This means our bodies can efficiently use the amino acids present in hemp protein for various vital functions.
Additionally, hemp protein is a good source of antioxidants and minerals, especially magnesium and iron, which are beneficial for our health.
- However, it’s worth noting that hemp protein is slightly deficient in certain amino acids, namely lysine and tryptophan.
- Despite this, hemp still meets the essential amino acid recommendations set by the United Nations’ Food and Agriculture Organization for infants and children.
- Another advantage of hemp protein is the absence of protease inhibitors, which are found in beans and can interfere with protein digestion. This absence further elevates hemp’s nutritional value.
Now, a question that might be on your mind: Is hemp protein related to the marijuana plant?
And more importantly, will it make you high? The answer is no.
While hemp is indeed a member of the cannabis plant family, it contains negligible amounts of THC, the psychoactive compound found in marijuana.
Can you switch to hemp protein? Answers to difficult questions
How Does Hemp Protein Taste?
Hemp protein, like many natural products, has a distinctly earthy and nutty flavor. It might be different from the usual protein powders you’ve tried, but many find it pleasantly unique.
Incorporating Hemp Protein in Daily Meals
So, how do you add hemp protein to your daily meals? It’s simpler than you might think.
You can sprinkle hemp protein powder on your salads, blend it into smoothies, or even use it as a flour substitute in baking.
The versatility of hemp protein allows it to seamlessly fit into various recipes.
Available Forms of Hemp Protein
Curious about the forms in which you can get hemp protein?
Each form has its own advantages, depending on your preference and how you plan to use it.
Is Hemp Protein Suitable for Vegetarians and Vegans?
Absolutely! Hemp protein is plant-based, making it a perfect fit for both vegetarians and vegans. It’s a great way to ensure you’re getting enough protein without relying on animal sources.
Any Side Effects or Allergies to Know About?
Like with any food, it’s essential to listen to your body. While hemp protein is generally safe and well-tolerated, some might experience digestive discomfort. Always start with a small amount and see how your body reacts.
Where Can You Buy Hemp Protein and Is It Affordable?
You can find hemp protein in health food stores, online marketplaces, and even some local grocery stores.
As for affordability, prices can vary based on brand and quality. However, considering its nutritional value and the benefits it offers, many find it a worthy investment.
Switching to hemp protein might seem like a leap, but when you weigh the benefits, it’s a step in the right direction.
Not only is it nutritionally rich, but it also aligns with sustainable and ethical consumption.
So, the next time you’re looking for a protein source, why not give hemp a try? After all, change begins with a single step.

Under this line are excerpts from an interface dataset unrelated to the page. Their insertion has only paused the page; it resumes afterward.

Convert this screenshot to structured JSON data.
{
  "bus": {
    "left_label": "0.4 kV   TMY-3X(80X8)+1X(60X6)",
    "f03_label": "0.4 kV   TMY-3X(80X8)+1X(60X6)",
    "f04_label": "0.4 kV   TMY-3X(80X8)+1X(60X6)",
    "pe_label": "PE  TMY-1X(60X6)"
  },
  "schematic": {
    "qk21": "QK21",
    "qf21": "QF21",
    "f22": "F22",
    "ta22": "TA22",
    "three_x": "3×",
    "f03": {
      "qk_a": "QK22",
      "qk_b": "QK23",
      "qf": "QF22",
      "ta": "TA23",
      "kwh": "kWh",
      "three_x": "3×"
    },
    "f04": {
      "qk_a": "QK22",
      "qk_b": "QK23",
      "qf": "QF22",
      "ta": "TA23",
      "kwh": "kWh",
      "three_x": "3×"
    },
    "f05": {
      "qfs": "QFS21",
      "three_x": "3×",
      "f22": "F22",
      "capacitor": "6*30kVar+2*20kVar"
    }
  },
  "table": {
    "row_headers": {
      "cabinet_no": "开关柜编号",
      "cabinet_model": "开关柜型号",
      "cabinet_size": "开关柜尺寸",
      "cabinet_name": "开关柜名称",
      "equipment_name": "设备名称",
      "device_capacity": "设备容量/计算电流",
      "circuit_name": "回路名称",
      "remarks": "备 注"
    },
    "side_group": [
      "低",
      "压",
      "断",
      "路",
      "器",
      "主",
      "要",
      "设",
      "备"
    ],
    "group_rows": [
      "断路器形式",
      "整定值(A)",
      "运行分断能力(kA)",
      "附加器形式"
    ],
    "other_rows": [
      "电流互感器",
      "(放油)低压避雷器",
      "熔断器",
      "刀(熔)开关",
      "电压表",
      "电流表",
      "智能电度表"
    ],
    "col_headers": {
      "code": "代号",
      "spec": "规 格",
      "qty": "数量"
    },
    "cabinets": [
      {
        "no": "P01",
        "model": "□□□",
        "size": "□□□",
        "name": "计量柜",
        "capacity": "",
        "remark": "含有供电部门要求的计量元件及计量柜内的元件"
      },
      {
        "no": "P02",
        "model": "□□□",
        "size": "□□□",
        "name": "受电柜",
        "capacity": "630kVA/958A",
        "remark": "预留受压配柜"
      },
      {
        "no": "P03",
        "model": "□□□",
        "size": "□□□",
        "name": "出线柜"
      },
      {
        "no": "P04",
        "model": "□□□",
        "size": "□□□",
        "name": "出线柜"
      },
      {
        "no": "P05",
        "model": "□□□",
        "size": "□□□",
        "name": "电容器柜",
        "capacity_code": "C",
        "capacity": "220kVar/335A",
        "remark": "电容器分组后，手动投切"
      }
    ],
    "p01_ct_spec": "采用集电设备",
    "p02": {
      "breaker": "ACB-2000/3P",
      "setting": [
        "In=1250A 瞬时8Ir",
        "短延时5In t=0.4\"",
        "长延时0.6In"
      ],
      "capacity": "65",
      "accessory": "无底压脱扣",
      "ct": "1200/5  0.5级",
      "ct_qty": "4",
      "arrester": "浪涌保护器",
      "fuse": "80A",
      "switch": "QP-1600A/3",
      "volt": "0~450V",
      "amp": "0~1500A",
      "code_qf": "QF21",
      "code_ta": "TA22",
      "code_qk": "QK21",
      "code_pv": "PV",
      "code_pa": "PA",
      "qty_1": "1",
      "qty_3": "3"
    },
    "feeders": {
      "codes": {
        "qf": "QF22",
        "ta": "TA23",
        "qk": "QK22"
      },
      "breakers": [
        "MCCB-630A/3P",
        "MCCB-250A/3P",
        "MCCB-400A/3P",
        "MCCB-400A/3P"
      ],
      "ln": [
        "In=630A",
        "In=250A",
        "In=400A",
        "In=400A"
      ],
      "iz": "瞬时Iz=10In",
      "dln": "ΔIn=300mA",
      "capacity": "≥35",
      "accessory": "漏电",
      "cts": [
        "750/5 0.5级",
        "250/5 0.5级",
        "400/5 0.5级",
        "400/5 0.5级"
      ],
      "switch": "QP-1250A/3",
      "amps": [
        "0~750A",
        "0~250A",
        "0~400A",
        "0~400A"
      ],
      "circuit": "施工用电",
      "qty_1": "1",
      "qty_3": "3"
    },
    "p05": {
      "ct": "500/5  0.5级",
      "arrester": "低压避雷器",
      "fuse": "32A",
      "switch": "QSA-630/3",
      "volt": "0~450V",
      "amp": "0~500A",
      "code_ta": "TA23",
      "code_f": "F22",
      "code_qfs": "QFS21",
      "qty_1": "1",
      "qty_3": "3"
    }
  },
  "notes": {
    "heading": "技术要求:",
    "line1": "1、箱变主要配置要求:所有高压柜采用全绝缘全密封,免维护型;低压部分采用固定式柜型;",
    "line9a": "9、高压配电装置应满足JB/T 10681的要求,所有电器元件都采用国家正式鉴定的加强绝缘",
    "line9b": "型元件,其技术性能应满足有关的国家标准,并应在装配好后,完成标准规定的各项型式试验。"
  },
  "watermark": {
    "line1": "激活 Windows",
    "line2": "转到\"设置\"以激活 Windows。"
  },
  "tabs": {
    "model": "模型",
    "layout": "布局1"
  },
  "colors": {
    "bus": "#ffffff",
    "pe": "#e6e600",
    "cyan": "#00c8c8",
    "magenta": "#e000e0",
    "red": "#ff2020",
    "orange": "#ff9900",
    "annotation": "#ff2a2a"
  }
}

The big picture: Why the EU wants more plant-proteins
Finding the right protein source is like solving a complex puzzle.
We’re not just looking for something to fill our plates.
We’re searching for a solution that nurtures our bodies, respects our planet, and doesn’t strain our economies.
So, when we ask, “chicken or hemp protein?” we’re missing the broader perspective. It’s not just about taste or tradition. It’s about finding a source that checks every essential box: safety, sustainability, affordability, and health benefits.
Unlike many other protein sources, hemp doesn’t ask us to compromise.
It doesn’t force us to choose between our health and the planet’s well-being. It offers a balanced solution.
Not chicken, not egg, and surprisingly, not even the much-touted soy can match hemp’s holistic benefits.
This isn’t just a personal observation.
The European Union, in its recent report, has given hemp a special nod.
Why? Because hemp aligns perfectly with their vision of a sustainable, health-conscious future.
So, as you stand at the crossroads of dietary choices, think about the bigger picture.
It’s not just about today’s meal; it’s about tomorrow’s world.
I urge you to make an informed decision. Dive deep, understand the implications, and when you’re ready, perhaps give hemp protein a chance.
It’s not just a choice for you; it’s a choice for a better world.